Acording to García Guinea "the looks of the Holy Cave lead us to consider it Pre Romanesque, from the 9th or 10th centuries, for some concomitance with the Astur style, so close in space and in time, related politically, religiously and economically".
Other interesting information
Location: Located in the vicinity of the Monastery of the St. Toribio de Liébana, on the northern slope of the Viorna hill, municipal district of Camaleño, region of Liébana, province of Cantabria. GPS coordinates: 43° 9' 1,20"N 4° 39' 15,62"O.
Access: Starting in Potes, direction Fuente-De, kilometre 1, is found the detour to the monastery of St. Tribio. From the western side of the monastery begins a dirt track that takes you to the Hermitage of St. Catalina. Around 500 m far, there is a junction with a sign indicating the direction to Cueva Santa, equidistant at 1.5 Km. The route can only be done on foot; it is a short walk on uneven ground.
El monasterio de Santo Toribio de Liébana. García Guinea, M.A. Editorial Everest
El Románico en Cantabria. García Guinea, M.A. Editorial ESTVDIO. Santander 1991, pp 145-152.
Caminar por Liébana. García Palomo, A. Editorial ESTVUDIO. Santander 1995, pp 77-80.

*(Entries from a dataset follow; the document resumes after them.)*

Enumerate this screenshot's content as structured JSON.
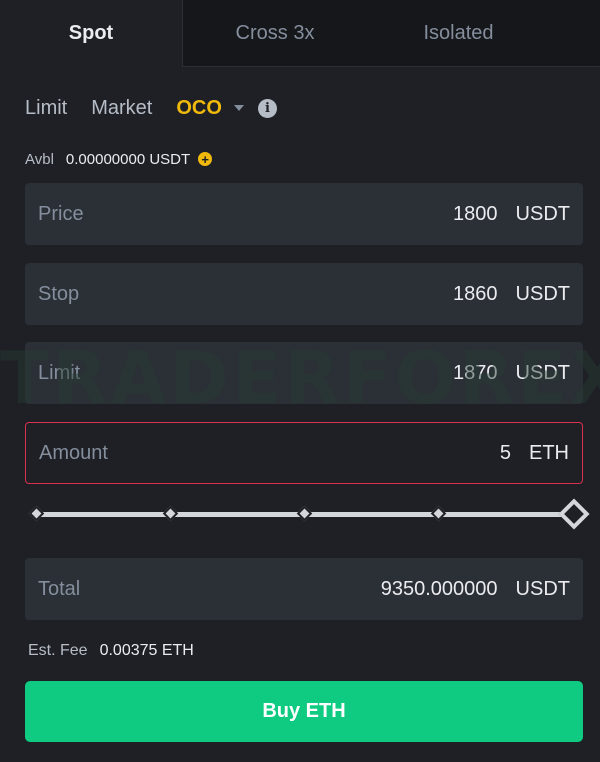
{
  "tabs": {
    "spot": "Spot",
    "cross": "Cross 3x",
    "isolated": "Isolated"
  },
  "order_types": {
    "limit": "Limit",
    "market": "Market",
    "oco": "OCO",
    "active": "OCO"
  },
  "avbl": {
    "label": "Avbl",
    "value": "0.00000000 USDT"
  },
  "fields": {
    "price": {
      "label": "Price",
      "value": "1800",
      "unit": "USDT"
    },
    "stop": {
      "label": "Stop",
      "value": "1860",
      "unit": "USDT"
    },
    "limit": {
      "label": "Limit",
      "value": "1870",
      "unit": "USDT"
    },
    "amount": {
      "label": "Amount",
      "value": "5",
      "unit": "ETH"
    },
    "total": {
      "label": "Total",
      "value": "9350.000000",
      "unit": "USDT"
    }
  },
  "slider": {
    "percent": 100
  },
  "fee": {
    "label": "Est. Fee",
    "value": "0.00375 ETH"
  },
  "buy_button": "Buy ETH",
  "watermark": "TRADERFOREX",
  "colors": {
    "background": "#1e2026",
    "accent": "#f0b90b",
    "buy": "#0ecb81",
    "error_border": "#d9304e"
  }
}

Ermitas del monasterio de Santo Toribio. Campuzano Ruiz, E. y Bohígas Roldán, R. "La Revista de Cantabria" (Enero-Marzo 2007). Publicada por Caja Cantabria.